[[ RECORDS SHOWN, beginning ]]

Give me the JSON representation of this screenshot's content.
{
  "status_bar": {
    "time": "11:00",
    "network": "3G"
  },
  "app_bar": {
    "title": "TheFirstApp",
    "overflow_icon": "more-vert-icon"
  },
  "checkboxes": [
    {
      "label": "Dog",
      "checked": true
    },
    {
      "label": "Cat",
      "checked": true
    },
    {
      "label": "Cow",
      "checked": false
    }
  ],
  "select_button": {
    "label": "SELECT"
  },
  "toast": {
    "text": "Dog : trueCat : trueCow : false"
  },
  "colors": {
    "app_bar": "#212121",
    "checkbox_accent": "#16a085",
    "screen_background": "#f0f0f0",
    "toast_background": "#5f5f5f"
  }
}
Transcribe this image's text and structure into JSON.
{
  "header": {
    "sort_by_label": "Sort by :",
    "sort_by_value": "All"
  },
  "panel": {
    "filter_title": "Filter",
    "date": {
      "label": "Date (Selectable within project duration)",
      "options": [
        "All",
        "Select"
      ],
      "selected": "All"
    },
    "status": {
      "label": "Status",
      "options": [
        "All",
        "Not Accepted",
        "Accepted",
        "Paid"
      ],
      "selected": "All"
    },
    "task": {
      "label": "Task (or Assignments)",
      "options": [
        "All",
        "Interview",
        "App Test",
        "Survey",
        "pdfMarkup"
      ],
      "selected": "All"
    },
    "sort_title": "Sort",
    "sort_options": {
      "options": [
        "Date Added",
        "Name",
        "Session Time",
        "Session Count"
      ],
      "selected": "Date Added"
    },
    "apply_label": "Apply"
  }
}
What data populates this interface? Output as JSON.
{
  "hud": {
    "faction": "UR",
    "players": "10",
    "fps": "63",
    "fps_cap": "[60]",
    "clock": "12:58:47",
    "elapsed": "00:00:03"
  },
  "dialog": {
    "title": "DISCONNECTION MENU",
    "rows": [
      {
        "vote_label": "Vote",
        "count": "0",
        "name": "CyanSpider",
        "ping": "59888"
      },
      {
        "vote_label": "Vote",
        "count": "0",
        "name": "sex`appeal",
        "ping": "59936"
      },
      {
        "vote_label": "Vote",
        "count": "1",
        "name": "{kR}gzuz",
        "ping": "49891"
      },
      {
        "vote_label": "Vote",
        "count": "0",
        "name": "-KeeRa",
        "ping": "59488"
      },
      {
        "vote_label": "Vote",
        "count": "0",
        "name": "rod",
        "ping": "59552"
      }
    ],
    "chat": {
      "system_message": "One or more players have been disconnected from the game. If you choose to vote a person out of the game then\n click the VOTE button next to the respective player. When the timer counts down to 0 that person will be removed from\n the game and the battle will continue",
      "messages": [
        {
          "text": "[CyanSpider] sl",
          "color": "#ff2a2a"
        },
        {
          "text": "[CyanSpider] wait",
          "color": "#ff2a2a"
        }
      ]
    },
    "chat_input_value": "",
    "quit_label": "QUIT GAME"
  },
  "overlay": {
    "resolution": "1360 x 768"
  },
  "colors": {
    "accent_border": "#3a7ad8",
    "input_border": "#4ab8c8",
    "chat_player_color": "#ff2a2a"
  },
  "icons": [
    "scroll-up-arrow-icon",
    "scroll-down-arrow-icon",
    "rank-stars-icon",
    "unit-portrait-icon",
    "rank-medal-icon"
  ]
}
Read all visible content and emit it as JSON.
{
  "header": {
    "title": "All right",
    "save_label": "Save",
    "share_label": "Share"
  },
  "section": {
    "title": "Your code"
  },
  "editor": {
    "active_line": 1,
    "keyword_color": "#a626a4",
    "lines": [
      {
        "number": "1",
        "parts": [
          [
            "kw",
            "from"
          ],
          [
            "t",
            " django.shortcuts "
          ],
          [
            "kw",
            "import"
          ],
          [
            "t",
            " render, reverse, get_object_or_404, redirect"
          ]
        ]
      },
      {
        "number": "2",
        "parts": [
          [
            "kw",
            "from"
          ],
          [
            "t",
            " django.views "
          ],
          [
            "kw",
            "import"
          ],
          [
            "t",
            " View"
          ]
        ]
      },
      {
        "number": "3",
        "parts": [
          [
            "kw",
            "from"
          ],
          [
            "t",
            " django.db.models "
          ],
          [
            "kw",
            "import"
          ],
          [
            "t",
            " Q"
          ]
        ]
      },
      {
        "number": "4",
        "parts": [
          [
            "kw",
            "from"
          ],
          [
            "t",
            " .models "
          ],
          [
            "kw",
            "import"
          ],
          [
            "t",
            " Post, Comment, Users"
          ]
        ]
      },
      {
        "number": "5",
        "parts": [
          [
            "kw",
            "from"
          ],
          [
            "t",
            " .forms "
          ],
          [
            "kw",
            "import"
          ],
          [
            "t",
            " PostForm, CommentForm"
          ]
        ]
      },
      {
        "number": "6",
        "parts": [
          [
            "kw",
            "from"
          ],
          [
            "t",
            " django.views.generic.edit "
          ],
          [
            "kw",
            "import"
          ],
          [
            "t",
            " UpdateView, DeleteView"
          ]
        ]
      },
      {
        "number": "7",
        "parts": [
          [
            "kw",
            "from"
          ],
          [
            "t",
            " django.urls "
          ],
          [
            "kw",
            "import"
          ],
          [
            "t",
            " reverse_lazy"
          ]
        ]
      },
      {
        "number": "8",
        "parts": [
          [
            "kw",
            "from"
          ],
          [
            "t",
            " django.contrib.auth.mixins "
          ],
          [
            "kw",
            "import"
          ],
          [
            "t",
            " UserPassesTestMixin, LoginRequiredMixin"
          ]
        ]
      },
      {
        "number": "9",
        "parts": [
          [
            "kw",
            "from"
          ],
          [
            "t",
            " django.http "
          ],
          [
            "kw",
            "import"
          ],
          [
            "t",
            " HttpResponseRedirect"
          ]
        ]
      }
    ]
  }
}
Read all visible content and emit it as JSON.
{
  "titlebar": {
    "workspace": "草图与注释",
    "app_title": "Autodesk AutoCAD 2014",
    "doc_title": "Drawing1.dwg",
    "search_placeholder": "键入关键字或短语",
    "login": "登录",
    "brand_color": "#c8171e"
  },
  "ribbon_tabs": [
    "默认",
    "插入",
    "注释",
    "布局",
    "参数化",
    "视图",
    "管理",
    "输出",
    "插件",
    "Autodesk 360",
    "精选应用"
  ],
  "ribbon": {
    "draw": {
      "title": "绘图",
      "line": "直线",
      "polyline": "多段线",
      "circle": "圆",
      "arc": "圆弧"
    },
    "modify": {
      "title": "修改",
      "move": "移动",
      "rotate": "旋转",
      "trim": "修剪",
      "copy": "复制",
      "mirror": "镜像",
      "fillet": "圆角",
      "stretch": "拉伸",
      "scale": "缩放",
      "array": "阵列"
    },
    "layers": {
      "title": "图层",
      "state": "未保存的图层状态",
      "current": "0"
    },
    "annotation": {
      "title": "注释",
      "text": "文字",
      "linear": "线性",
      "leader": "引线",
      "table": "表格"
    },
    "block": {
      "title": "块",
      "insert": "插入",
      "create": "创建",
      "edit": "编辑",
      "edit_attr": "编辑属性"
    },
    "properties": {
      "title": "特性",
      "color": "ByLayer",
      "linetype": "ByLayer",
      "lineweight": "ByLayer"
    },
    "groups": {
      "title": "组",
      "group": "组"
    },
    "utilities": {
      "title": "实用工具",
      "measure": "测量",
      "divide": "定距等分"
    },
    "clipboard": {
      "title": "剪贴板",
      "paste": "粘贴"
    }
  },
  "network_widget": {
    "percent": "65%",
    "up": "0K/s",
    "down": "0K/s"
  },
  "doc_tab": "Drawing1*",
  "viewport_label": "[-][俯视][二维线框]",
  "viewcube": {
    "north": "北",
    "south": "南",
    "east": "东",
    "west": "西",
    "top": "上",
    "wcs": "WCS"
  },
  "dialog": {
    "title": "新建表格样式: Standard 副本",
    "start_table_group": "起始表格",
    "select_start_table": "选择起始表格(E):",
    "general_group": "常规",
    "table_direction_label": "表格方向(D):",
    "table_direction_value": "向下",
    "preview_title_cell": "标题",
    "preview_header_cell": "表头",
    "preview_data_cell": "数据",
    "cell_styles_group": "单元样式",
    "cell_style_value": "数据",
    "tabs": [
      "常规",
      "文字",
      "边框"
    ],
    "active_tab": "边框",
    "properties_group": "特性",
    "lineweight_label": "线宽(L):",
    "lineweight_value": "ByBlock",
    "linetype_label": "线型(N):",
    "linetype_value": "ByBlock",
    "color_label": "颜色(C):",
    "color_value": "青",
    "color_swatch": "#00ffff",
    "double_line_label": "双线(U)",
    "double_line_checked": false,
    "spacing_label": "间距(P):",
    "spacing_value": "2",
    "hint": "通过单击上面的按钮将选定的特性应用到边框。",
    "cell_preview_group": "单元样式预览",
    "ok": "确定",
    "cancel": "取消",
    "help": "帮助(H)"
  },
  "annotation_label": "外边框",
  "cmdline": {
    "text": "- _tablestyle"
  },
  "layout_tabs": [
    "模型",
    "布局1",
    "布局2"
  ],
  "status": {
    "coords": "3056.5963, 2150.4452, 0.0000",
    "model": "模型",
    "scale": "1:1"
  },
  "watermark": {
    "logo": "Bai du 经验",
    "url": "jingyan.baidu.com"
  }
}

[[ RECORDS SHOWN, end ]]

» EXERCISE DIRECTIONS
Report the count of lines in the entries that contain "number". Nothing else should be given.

» TASK RESULT
9